Task description
Repeat the listing below exactly as given.

Data
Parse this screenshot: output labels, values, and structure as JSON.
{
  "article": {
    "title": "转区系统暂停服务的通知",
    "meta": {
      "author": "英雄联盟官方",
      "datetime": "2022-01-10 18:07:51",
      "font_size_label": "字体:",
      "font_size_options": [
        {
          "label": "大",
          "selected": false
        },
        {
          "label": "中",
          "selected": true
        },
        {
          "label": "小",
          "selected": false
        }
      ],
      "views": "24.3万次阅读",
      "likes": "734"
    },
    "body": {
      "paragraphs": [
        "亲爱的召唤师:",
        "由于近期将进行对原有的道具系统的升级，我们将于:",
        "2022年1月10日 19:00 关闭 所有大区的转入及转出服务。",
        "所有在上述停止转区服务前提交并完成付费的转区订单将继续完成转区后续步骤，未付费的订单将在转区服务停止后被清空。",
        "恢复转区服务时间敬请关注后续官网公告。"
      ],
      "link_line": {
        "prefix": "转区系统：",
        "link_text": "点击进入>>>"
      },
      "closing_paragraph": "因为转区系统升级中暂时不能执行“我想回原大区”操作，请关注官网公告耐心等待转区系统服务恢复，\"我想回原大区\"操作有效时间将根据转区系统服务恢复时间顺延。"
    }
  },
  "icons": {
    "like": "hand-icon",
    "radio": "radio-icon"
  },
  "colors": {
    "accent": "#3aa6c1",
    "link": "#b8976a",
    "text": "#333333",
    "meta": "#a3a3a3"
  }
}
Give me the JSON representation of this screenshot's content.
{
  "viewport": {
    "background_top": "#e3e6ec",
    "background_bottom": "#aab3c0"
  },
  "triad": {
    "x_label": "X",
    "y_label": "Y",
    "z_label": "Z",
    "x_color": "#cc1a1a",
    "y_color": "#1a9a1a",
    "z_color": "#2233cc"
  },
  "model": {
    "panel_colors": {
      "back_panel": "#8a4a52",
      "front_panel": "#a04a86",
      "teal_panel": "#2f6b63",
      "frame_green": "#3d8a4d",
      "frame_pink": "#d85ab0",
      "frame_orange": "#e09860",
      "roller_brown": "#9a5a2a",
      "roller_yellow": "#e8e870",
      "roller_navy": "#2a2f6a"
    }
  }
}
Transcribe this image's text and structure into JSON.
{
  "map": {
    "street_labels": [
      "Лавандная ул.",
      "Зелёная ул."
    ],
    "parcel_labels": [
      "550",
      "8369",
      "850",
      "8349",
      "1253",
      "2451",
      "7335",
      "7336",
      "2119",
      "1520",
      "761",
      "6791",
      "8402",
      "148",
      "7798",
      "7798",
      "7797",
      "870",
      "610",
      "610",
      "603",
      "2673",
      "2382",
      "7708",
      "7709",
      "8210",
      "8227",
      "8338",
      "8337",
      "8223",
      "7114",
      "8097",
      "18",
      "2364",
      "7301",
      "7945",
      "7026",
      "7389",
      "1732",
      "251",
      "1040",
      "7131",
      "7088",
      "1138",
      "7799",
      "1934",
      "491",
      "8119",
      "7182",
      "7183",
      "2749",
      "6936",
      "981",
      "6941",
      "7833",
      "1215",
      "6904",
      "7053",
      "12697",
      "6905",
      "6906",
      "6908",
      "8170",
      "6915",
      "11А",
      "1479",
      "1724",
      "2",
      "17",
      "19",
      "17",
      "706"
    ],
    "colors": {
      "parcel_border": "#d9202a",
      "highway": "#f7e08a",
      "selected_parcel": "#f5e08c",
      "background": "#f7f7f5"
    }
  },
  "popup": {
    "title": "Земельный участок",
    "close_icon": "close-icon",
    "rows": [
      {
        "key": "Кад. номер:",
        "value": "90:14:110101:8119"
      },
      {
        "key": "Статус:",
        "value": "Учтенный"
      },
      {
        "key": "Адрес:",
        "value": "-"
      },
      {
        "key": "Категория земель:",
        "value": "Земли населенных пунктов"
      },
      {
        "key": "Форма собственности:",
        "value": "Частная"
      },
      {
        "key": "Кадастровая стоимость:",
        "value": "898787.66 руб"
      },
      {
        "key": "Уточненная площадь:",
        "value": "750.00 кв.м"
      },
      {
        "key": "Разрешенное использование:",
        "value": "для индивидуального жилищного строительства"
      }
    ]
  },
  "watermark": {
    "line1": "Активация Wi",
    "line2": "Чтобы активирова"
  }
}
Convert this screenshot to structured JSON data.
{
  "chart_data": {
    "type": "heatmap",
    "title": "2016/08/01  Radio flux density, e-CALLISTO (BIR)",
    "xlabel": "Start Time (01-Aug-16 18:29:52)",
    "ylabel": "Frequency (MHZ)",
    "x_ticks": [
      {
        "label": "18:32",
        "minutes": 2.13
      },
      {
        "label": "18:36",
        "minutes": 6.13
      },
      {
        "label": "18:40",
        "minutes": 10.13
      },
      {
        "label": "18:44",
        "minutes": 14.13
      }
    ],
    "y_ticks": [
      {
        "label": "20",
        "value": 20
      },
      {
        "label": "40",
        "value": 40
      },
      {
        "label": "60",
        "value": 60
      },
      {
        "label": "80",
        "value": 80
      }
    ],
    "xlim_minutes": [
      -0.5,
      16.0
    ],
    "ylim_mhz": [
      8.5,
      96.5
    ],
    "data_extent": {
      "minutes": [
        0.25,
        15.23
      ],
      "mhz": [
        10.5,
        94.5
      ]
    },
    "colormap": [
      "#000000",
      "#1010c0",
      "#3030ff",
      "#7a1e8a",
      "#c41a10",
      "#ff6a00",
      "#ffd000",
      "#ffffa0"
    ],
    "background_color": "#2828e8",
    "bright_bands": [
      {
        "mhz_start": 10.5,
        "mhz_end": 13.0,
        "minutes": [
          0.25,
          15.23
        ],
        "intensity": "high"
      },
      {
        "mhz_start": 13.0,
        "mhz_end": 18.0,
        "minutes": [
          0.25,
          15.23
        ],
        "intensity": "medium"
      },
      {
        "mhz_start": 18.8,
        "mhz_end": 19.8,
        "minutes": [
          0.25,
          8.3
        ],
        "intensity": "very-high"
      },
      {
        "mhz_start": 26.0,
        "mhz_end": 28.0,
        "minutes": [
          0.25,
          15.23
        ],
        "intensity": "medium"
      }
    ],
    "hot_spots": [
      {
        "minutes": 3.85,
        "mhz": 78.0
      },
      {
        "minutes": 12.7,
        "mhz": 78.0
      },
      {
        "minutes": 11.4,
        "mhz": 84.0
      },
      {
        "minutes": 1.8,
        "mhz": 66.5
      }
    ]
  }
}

Exercise output
Parse this screenshot: output labels, values, and structure as JSON.
{
  "article": {
    "title": "转区系统暂停服务的通知",
    "meta": {
      "author": "英雄联盟官方",
      "datetime": "2022-01-10 18:07:51",
      "font_size_label": "字体:",
      "font_size_options": [
        {
          "label": "大",
          "selected": false
        },
        {
          "label": "中",
          "selected": true
        },
        {
          "label": "小",
          "selected": false
        }
      ],
      "views": "24.3万次阅读",
      "likes": "734"
    },
    "body": {
      "paragraphs": [
        "亲爱的召唤师:",
        "由于近期将进行对原有的道具系统的升级，我们将于:",
        "2022年1月10日 19:00 关闭 所有大区的转入及转出服务。",
        "所有在上述停止转区服务前提交并完成付费的转区订单将继续完成转区后续步骤，未付费的订单将在转区服务停止后被清空。",
        "恢复转区服务时间敬请关注后续官网公告。"
      ],
      "link_line": {
        "prefix": "转区系统：",
        "link_text": "点击进入>>>"
      },
      "closing_paragraph": "因为转区系统升级中暂时不能执行“我想回原大区”操作，请关注官网公告耐心等待转区系统服务恢复，\"我想回原大区\"操作有效时间将根据转区系统服务恢复时间顺延。"
    }
  },
  "icons": {
    "like": "hand-icon",
    "radio": "radio-icon"
  },
  "colors": {
    "accent": "#3aa6c1",
    "link": "#b8976a",
    "text": "#333333",
    "meta": "#a3a3a3"
  }
}
Give me the JSON representation of this screenshot's content.
{
  "viewport": {
    "background_top": "#e3e6ec",
    "background_bottom": "#aab3c0"
  },
  "triad": {
    "x_label": "X",
    "y_label": "Y",
    "z_label": "Z",
    "x_color": "#cc1a1a",
    "y_color": "#1a9a1a",
    "z_color": "#2233cc"
  },
  "model": {
    "panel_colors": {
      "back_panel": "#8a4a52",
      "front_panel": "#a04a86",
      "teal_panel": "#2f6b63",
      "frame_green": "#3d8a4d",
      "frame_pink": "#d85ab0",
      "frame_orange": "#e09860",
      "roller_brown": "#9a5a2a",
      "roller_yellow": "#e8e870",
      "roller_navy": "#2a2f6a"
    }
  }
}
Transcribe this image's text and structure into JSON.
{
  "map": {
    "street_labels": [
      "Лавандная ул.",
      "Зелёная ул."
    ],
    "parcel_labels": [
      "550",
      "8369",
      "850",
      "8349",
      "1253",
      "2451",
      "7335",
      "7336",
      "2119",
      "1520",
      "761",
      "6791",
      "8402",
      "148",
      "7798",
      "7798",
      "7797",
      "870",
      "610",
      "610",
      "603",
      "2673",
      "2382",
      "7708",
      "7709",
      "8210",
      "8227",
      "8338",
      "8337",
      "8223",
      "7114",
      "8097",
      "18",
      "2364",
      "7301",
      "7945",
      "7026",
      "7389",
      "1732",
      "251",
      "1040",
      "7131",
      "7088",
      "1138",
      "7799",
      "1934",
      "491",
      "8119",
      "7182",
      "7183",
      "2749",
      "6936",
      "981",
      "6941",
      "7833",
      "1215",
      "6904",
      "7053",
      "12697",
      "6905",
      "6906",
      "6908",
      "8170",
      "6915",
      "11А",
      "1479",
      "1724",
      "2",
      "17",
      "19",
      "17",
      "706"
    ],
    "colors": {
      "parcel_border": "#d9202a",
      "highway": "#f7e08a",
      "selected_parcel": "#f5e08c",
      "background": "#f7f7f5"
    }
  },
  "popup": {
    "title": "Земельный участок",
    "close_icon": "close-icon",
    "rows": [
      {
        "key": "Кад. номер:",
        "value": "90:14:110101:8119"
      },
      {
        "key": "Статус:",
        "value": "Учтенный"
      },
      {
        "key": "Адрес:",
        "value": "-"
      },
      {
        "key": "Категория земель:",
        "value": "Земли населенных пунктов"
      },
      {
        "key": "Форма собственности:",
        "value": "Частная"
      },
      {
        "key": "Кадастровая стоимость:",
        "value": "898787.66 руб"
      },
      {
        "key": "Уточненная площадь:",
        "value": "750.00 кв.м"
      },
      {
        "key": "Разрешенное использование:",
        "value": "для индивидуального жилищного строительства"
      }
    ]
  },
  "watermark": {
    "line1": "Активация Wi",
    "line2": "Чтобы активирова"
  }
}
Convert this screenshot to structured JSON data.
{
  "chart_data": {
    "type": "heatmap",
    "title": "2016/08/01  Radio flux density, e-CALLISTO (BIR)",
    "xlabel": "Start Time (01-Aug-16 18:29:52)",
    "ylabel": "Frequency (MHZ)",
    "x_ticks": [
      {
        "label": "18:32",
        "minutes": 2.13
      },
      {
        "label": "18:36",
        "minutes": 6.13
      },
      {
        "label": "18:40",
        "minutes": 10.13
      },
      {
        "label": "18:44",
        "minutes": 14.13
      }
    ],
    "y_ticks": [
      {
        "label": "20",
        "value": 20
      },
      {
        "label": "40",
        "value": 40
      },
      {
        "label": "60",
        "value": 60
      },
      {
        "label": "80",
        "value": 80
      }
    ],
    "xlim_minutes": [
      -0.5,
      16.0
    ],
    "ylim_mhz": [
      8.5,
      96.5
    ],
    "data_extent": {
      "minutes": [
        0.25,
        15.23
      ],
      "mhz": [
        10.5,
        94.5
      ]
    },
    "colormap": [
      "#000000",
      "#1010c0",
      "#3030ff",
      "#7a1e8a",
      "#c41a10",
      "#ff6a00",
      "#ffd000",
      "#ffffa0"
    ],
    "background_color": "#2828e8",
    "bright_bands": [
      {
        "mhz_start": 10.5,
        "mhz_end": 13.0,
        "minutes": [
          0.25,
          15.23
        ],
        "intensity": "high"
      },
      {
        "mhz_start": 13.0,
        "mhz_end": 18.0,
        "minutes": [
          0.25,
          15.23
        ],
        "intensity": "medium"
      },
      {
        "mhz_start": 18.8,
        "mhz_end": 19.8,
        "minutes": [
          0.25,
          8.3
        ],
        "intensity": "very-high"
      },
      {
        "mhz_start": 26.0,
        "mhz_end": 28.0,
        "minutes": [
          0.25,
          15.23
        ],
        "intensity": "medium"
      }
    ],
    "hot_spots": [
      {
        "minutes": 3.85,
        "mhz": 78.0
      },
      {
        "minutes": 12.7,
        "mhz": 78.0
      },
      {
        "minutes": 11.4,
        "mhz": 84.0
      },
      {
        "minutes": 1.8,
        "mhz": 66.5
      }
    ]
  }
}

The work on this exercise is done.